         The availability of an empirically plausible mechanism for labor market dynamics deepens our understanding of forces determining the length and severity of recessions and potentially enhances the ability of policymakers to improve the outcomes in the future. Understanding the forces driving labor market dynamics can not only help implement better labor market policies, but can also help explain international transmission of shocks. Introducing plausibly calibrated labor market frictions in an international context can potentially explain co-movements in production and consumption across countries. This is one of the areas of my future research.
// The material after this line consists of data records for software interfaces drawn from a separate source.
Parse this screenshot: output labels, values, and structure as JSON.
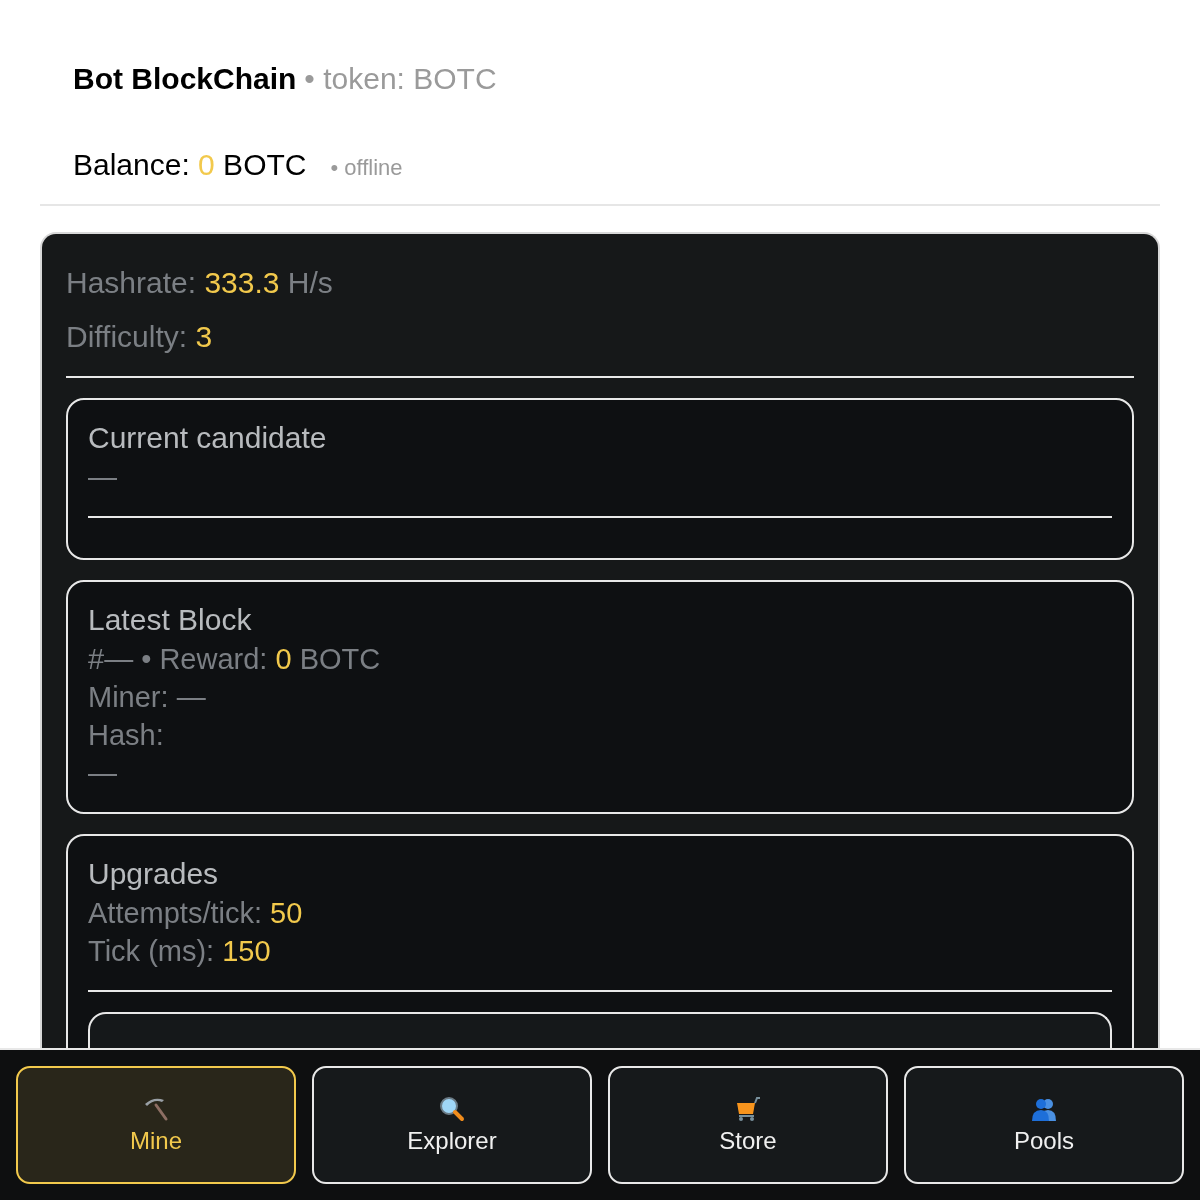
{
  "header": {
    "title": "Bot BlockChain",
    "subtitle": "• token: BOTC"
  },
  "balance": {
    "label": "Balance:",
    "value": "0",
    "unit": "BOTC",
    "status": "• offline"
  },
  "stats": [
    {
      "label": "Hashrate:",
      "value": "333.3",
      "unit": "H/s"
    },
    {
      "label": "Difficulty:",
      "value": "3"
    }
  ],
  "cards": [
    {
      "title": "Current candidate",
      "lines": [
        {
          "label": "—"
        }
      ],
      "divider": true
    },
    {
      "title": "Latest Block",
      "lines": [
        {
          "label": "#— • Reward:",
          "value": "0",
          "unit": "BOTC"
        },
        {
          "label": "Miner: —"
        },
        {
          "label": "Hash:"
        },
        {
          "label": "—"
        }
      ]
    },
    {
      "title": "Upgrades",
      "lines": [
        {
          "label": "Attempts/tick:",
          "value": "50"
        },
        {
          "label": "Tick (ms):",
          "value": "150"
        }
      ],
      "divider": true,
      "subcard": true
    }
  ],
  "nav": [
    {
      "label": "Mine",
      "selected": true
    },
    {
      "label": "Explorer",
      "selected": false
    },
    {
      "label": "Store",
      "selected": false
    },
    {
      "label": "Pools",
      "selected": false
    }
  ]
}
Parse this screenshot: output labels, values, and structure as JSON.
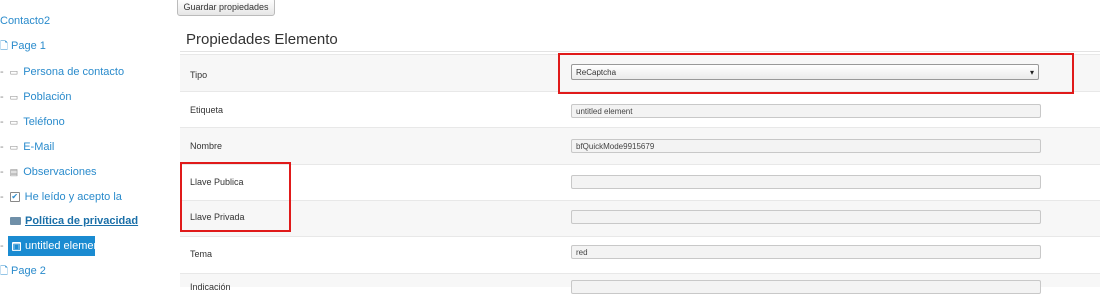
{
  "tree": {
    "form_name": "Contacto2",
    "page1": "Page 1",
    "items": [
      {
        "label": "Persona de contacto",
        "icon": "text-field-icon"
      },
      {
        "label": "Población",
        "icon": "text-field-icon"
      },
      {
        "label": "Teléfono",
        "icon": "text-field-icon"
      },
      {
        "label": "E-Mail",
        "icon": "text-field-icon"
      },
      {
        "label": "Observaciones",
        "icon": "textarea-icon"
      },
      {
        "label": "He leído y acepto la",
        "icon": "checkbox-icon"
      }
    ],
    "privacy": "Política de privacidad",
    "selected": "untitled element",
    "page2": "Page 2"
  },
  "toolbar": {
    "save_label": "Guardar propiedades"
  },
  "panel": {
    "title": "Propiedades Elemento",
    "tipo_label": "Tipo",
    "tipo_value": "ReCaptcha",
    "etiqueta_label": "Etiqueta",
    "etiqueta_value": "untitled element",
    "nombre_label": "Nombre",
    "nombre_value": "bfQuickMode9915679",
    "publica_label": "Llave Publica",
    "publica_value": "",
    "privada_label": "Llave Privada",
    "privada_value": "",
    "tema_label": "Tema",
    "tema_value": "red",
    "indicacion_label": "Indicación"
  },
  "colors": {
    "link": "#2a8bcc",
    "selected": "#1a8bd1",
    "highlight": "#e01a1a"
  }
}
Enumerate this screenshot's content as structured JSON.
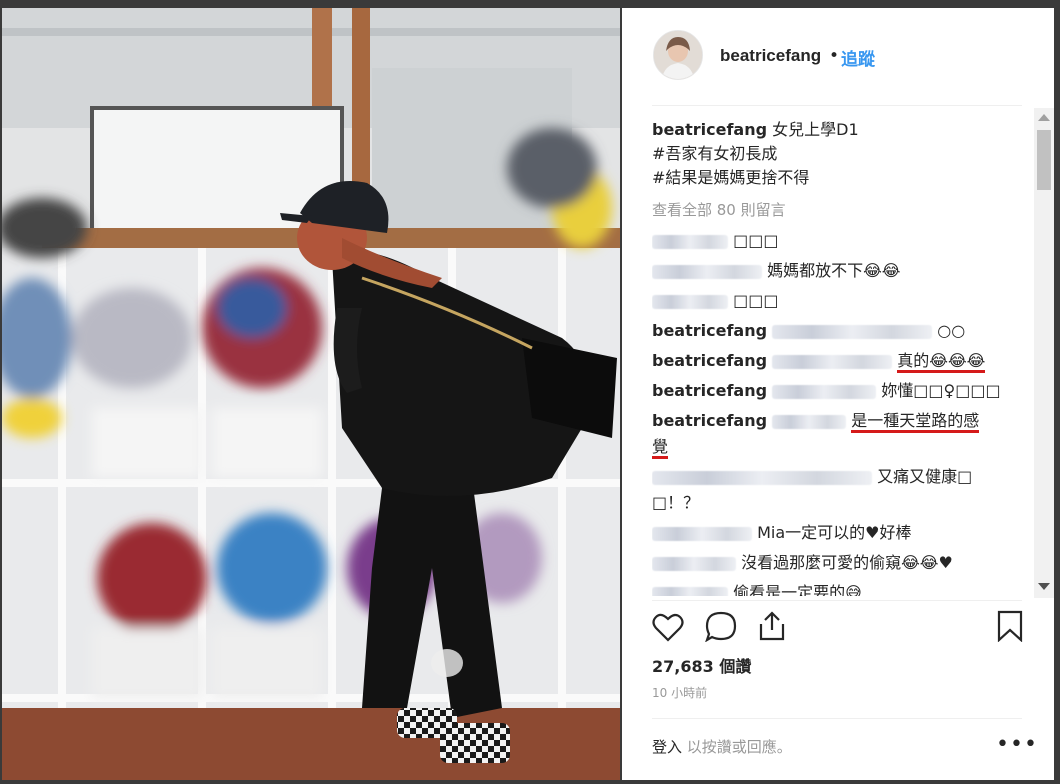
{
  "post": {
    "username": "beatricefang",
    "separator": "•",
    "follow_label": "追蹤",
    "caption_text": "女兒上學D1",
    "caption_tag1": "#吾家有女初長成",
    "caption_tag2": "#結果是媽媽更捨不得",
    "view_all": "查看全部 80 則留言",
    "likes": "27,683 個讚",
    "time": "10 小時前",
    "login_link": "登入",
    "login_text": " 以按讚或回應。",
    "more": "•••"
  },
  "comments": [
    {
      "user": "",
      "text": "□□□"
    },
    {
      "user": "",
      "text": "媽媽都放不下😂😂"
    },
    {
      "user": "",
      "text": "□□□"
    },
    {
      "user": "beatricefang",
      "text": "○○"
    },
    {
      "user": "beatricefang",
      "text": "真的😂😂😂"
    },
    {
      "user": "beatricefang",
      "text": "妳懂□□♀□□□"
    },
    {
      "user": "beatricefang",
      "text": "是一種天堂路的感"
    },
    {
      "user": "",
      "text": "覺"
    },
    {
      "user": "",
      "text": "又痛又健康□"
    },
    {
      "user": "",
      "text": "□！？"
    },
    {
      "user": "",
      "text": "Mia一定可以的♥好棒"
    },
    {
      "user": "",
      "text": "沒看過那麼可愛的偷窺😂😂♥"
    },
    {
      "user": "",
      "text": "偷看是一定要的😅"
    }
  ],
  "icons": [
    "heart-icon",
    "comment-icon",
    "share-icon",
    "bookmark-icon",
    "more-icon"
  ],
  "colors": {
    "follow": "#3897f0",
    "underline": "#d51a1a",
    "muted": "#999999"
  }
}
         An important feature of search and matching models is the potential multiplicity of equilibria due to a multiplicity of ways that match-specific rents can be split between workers and firms. A model combining this labor market friction with endogenous variations in the degree of competition recently emphasized in the trade literature can provide an explanation of business cycles in the Schumpeterian spirit of creative destruction.

         Another area of my future research is the search for an explanation of structural transformation in the US economy. The two leading explanations include differences in productivity growth across sectors and changes in their income elasticities over time. The main problem in the analysis of such models is the absence of a balanced growth path in multi-sector growth models. In a recent research project with Paulina Restrepo-Echavarria we present a unifying framework which allows us to quantify the importance of supply and demand mechanisms for structural transformation and see how these forces change over time. We find that preference shifts, not technological advances, are the main reason for the rapid expansion of services and the decline of the share of manufacturing in the US private sector in the last forty years.

         My strategy of constructing a model which encompasses several leading explanations of an empirical phenomenon in a general equilibrium framework and then using powerful econometric techniques to shed light on the contributions and timing of these explanations can be applied to almost any puzzle in macroeconomics and international economics. It can significantly enhance our understanding of the behavior of an economy. This strategy will find a large number of applications apart from those I have already described and will become one of the leading empirical tools in macroeconomic analysis in the near future.